Shapiro learned valuable lesson back in 2001

While GM in Cleveland, return on dealing Alomar could have netted more

Shapiro learned valuable lesson back in 2001

TORONTO -- Everybody wants at least one do over in life, and Groundhog Day just happens to be an occasion when we can fantasize about what changes would be made if there was an opportunity to re-live a particular moment.

In celebration of this annual event, MLB.com asked front-office executives from around the league one simple question: "What was the worst trade you ever made and what did you learn from it?"

It's the type of question that could be a sensitive topic to some, but Blue Jays president Mark Shapiro didn't see it that way. He was open and honest in his assessment of a trade that happened all the way back in 2001 during his first full year as Cleveland's general manager.

"I would like to think -- more importantly 'we' because no trade is made by one person -- have learned from each of our ill-fated trades," Shapiro said. "While there have been those that may be perceived as worse due to outcomes, I feel the trade of Robbie Alomar to the Mets in my first offseason as GM was our most valuable lesson.

"We traded Roberto for Matt Lawton, Alex Escobar, Billy Traber and Jerrod Riggan. That was a trade that was firmly in the middle. We were recognizing that we needed to rebuild with the addition of prospects [in Escobar, Traber and Riggan] but also looking to remain competitive [with Lawton].

"Had we been more firmly committed in one direction -- either contending or rebuilding -- we would have made a trade that netted a better return. We learned from that experience and adjusted to make better trades with Bartolo Colon and those that followed him, providing us a core of talent that formed the teams of 2005-07."

Lawton was a proven Major Leaguer at the time of the deal, and he went on to spend three years in Cleveland, including a 2004 All-Star campaign. He made the Indians better in the short term, but the Tribe finished under .500 during each of those years. By the time Cleveland was ready to contend in 2005, Lawton was sent to Pittsburgh for left-hander Arthur Rhodes.

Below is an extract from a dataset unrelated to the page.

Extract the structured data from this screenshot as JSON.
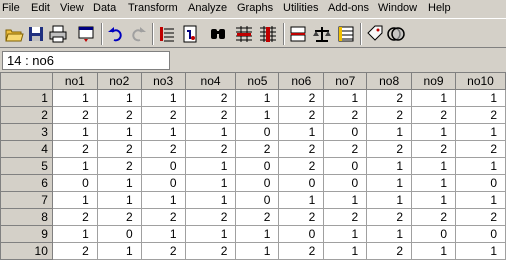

Shapiro was named the Sporting News' Executive of the Year twice (2005 and '07), and the Indians captured the American League Central crown in '07 before eventually falling to the Red Sox in the AL Championship Series. It was a very successful time in franchise history, but it sounds like Shapiro, with hindsight on his side, thought it could have been even a bit better.

These are important lessons moving forward, because the Blue Jays could find themselves in a similar situation a year from now. Jose Bautista, Edwin Encarnacion, R.A. Dickey, Drew Storen and Brett Cecil are eligible for free agency at the end of the season, and Toronto will have to decide whether it can remain competitive or instead have to rebuild.

With a team expected to contend in 2016, these type of decisions don't need to be made now. The current focus is winning this season, but after that, Shapiro and his front-office team will have to make some tough choices. No matter what they ultimately decide, expect the organization to move in one clear direction, because it's Groundhog Day and Shapiro won't want to repeat those past mistakes.

Gregor Chisholm is a reporter for MLB.com. Read his blog, North of the Border, follow him on Twitter @gregorMLB and Facebook, and listen to his podcast. This story was not subject to the approval of Major League Baseball or its clubs.